= Activity =
Would you please repeat the data exactly as given?

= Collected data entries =
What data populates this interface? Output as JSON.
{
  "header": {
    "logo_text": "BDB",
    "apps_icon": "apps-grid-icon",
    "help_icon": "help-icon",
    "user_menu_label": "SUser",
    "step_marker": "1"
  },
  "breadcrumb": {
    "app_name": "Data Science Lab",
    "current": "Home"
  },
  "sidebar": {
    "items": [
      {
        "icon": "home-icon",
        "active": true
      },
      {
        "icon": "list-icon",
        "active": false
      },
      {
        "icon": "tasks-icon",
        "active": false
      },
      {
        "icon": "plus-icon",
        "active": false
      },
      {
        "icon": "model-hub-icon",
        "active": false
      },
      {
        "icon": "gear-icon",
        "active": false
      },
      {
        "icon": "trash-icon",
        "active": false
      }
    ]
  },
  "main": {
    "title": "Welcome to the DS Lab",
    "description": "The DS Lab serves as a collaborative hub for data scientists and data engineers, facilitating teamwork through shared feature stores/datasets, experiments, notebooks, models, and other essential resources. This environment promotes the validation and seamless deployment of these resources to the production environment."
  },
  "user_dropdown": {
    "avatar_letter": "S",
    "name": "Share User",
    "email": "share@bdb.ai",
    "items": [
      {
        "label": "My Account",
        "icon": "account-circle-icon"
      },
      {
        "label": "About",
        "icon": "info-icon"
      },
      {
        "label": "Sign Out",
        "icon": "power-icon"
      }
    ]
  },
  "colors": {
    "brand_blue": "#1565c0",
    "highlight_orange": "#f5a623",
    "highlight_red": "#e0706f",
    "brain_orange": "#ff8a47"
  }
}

= Output below =
What data populates this interface? Output as JSON.
{
  "header": {
    "logo_text": "BDB",
    "apps_icon": "apps-grid-icon",
    "help_icon": "help-icon",
    "user_menu_label": "SUser",
    "step_marker": "1"
  },
  "breadcrumb": {
    "app_name": "Data Science Lab",
    "current": "Home"
  },
  "sidebar": {
    "items": [
      {
        "icon": "home-icon",
        "active": true
      },
      {
        "icon": "list-icon",
        "active": false
      },
      {
        "icon": "tasks-icon",
        "active": false
      },
      {
        "icon": "plus-icon",
        "active": false
      },
      {
        "icon": "model-hub-icon",
        "active": false
      },
      {
        "icon": "gear-icon",
        "active": false
      },
      {
        "icon": "trash-icon",
        "active": false
      }
    ]
  },
  "main": {
    "title": "Welcome to the DS Lab",
    "description": "The DS Lab serves as a collaborative hub for data scientists and data engineers, facilitating teamwork through shared feature stores/datasets, experiments, notebooks, models, and other essential resources. This environment promotes the validation and seamless deployment of these resources to the production environment."
  },
  "user_dropdown": {
    "avatar_letter": "S",
    "name": "Share User",
    "email": "share@bdb.ai",
    "items": [
      {
        "label": "My Account",
        "icon": "account-circle-icon"
      },
      {
        "label": "About",
        "icon": "info-icon"
      },
      {
        "label": "Sign Out",
        "icon": "power-icon"
      }
    ]
  },
  "colors": {
    "brand_blue": "#1565c0",
    "highlight_orange": "#f5a623",
    "highlight_red": "#e0706f",
    "brain_orange": "#ff8a47"
  }
}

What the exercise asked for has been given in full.